$613 million Amount of aid that Zimbabwe is seeking from domestic and foreign donors to address both drought conditions and the recent devastation by Cyclone Idai. An estimated 5 million Zimbabweans are in need of food aid due to recent crop failures. Hundreds of thousands more also need food, water, and shelter following Cyclone Idai. Reuters
246 millimeters (9.7 inches) Rain that fell in parts of Rio de Janeiro, Brazil, over a period of nine hours on Monday evening. The record-breaking rainfall caused flash floods in several neighborhoods and left at least three people dead. Al Jazeera
On The Radar
The United States Congress approved the Colorado Drought contingency plan on Monday night. The seven-state plan, meant to conserve water in the drying Colorado River system, was completed last month following years of negotiations. The Hill

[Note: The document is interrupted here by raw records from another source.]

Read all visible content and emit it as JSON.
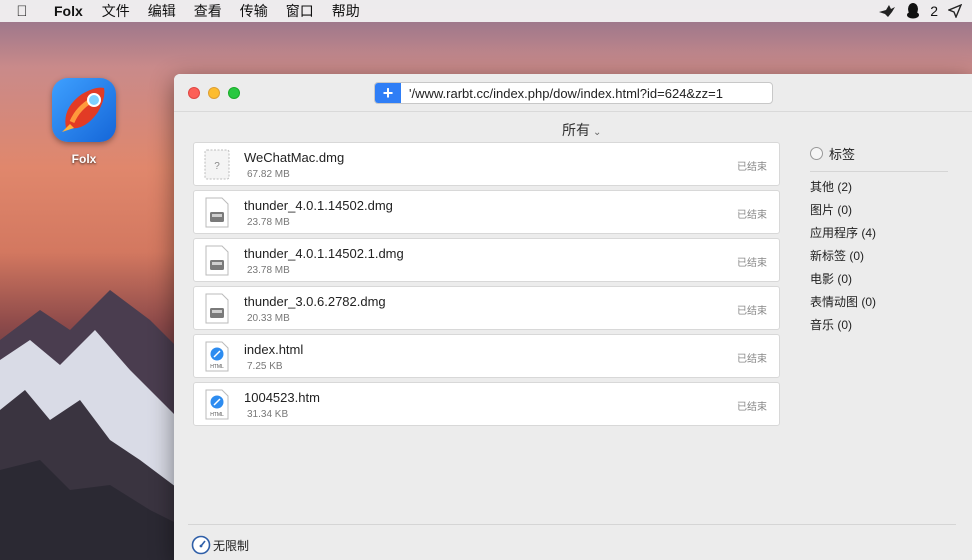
{
  "menubar": {
    "app_name": "Folx",
    "items": [
      "文件",
      "编辑",
      "查看",
      "传输",
      "窗口",
      "帮助"
    ],
    "qq_count": "2"
  },
  "desktop": {
    "icon_label": "Folx"
  },
  "window": {
    "url_value": "'/www.rarbt.cc/index.php/dow/index.html?id=624&zz=1",
    "add_label": "+",
    "filter_label": "所有"
  },
  "downloads": [
    {
      "name": "WeChatMac.dmg",
      "size": "67.82 MB",
      "status": "已结束",
      "icon": "unknown-file-icon"
    },
    {
      "name": "thunder_4.0.1.14502.dmg",
      "size": "23.78 MB",
      "status": "已结束",
      "icon": "disk-image-icon"
    },
    {
      "name": "thunder_4.0.1.14502.1.dmg",
      "size": "23.78 MB",
      "status": "已结束",
      "icon": "disk-image-icon"
    },
    {
      "name": "thunder_3.0.6.2782.dmg",
      "size": "20.33 MB",
      "status": "已结束",
      "icon": "disk-image-icon"
    },
    {
      "name": "index.html",
      "size": "7.25 KB",
      "status": "已结束",
      "icon": "html-file-icon"
    },
    {
      "name": "1004523.htm",
      "size": "31.34 KB",
      "status": "已结束",
      "icon": "html-file-icon"
    }
  ],
  "sidebar": {
    "title": "标签",
    "tags": [
      "其他 (2)",
      "图片 (0)",
      "应用程序 (4)",
      "新标签  (0)",
      "电影 (0)",
      "表情动图 (0)",
      "音乐 (0)"
    ]
  },
  "footer": {
    "speed_label": "无限制"
  },
  "colors": {
    "accent": "#2f7ef6",
    "close": "#fc5f57",
    "minimize": "#fdbc2e",
    "maximize": "#28c840"
  }
}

Inside sources say Venezuela’s central bank has been operating with only 100 of its 2,000 workers in recent weeks due to a lack of running water at its headquarters. The water shortage began after a power blackout two weeks ago, and the remaining employees are performing only crucial operations at this time. Bloomberg
Kayla Ritter is a recent graduate of Michigan State University, where she studied International Relations and Teaching English to Speakers of Other Languages. She is currently based in Manton, Michigan. Kayla enjoys running, writing, and traveling. Contact Kayla Ritter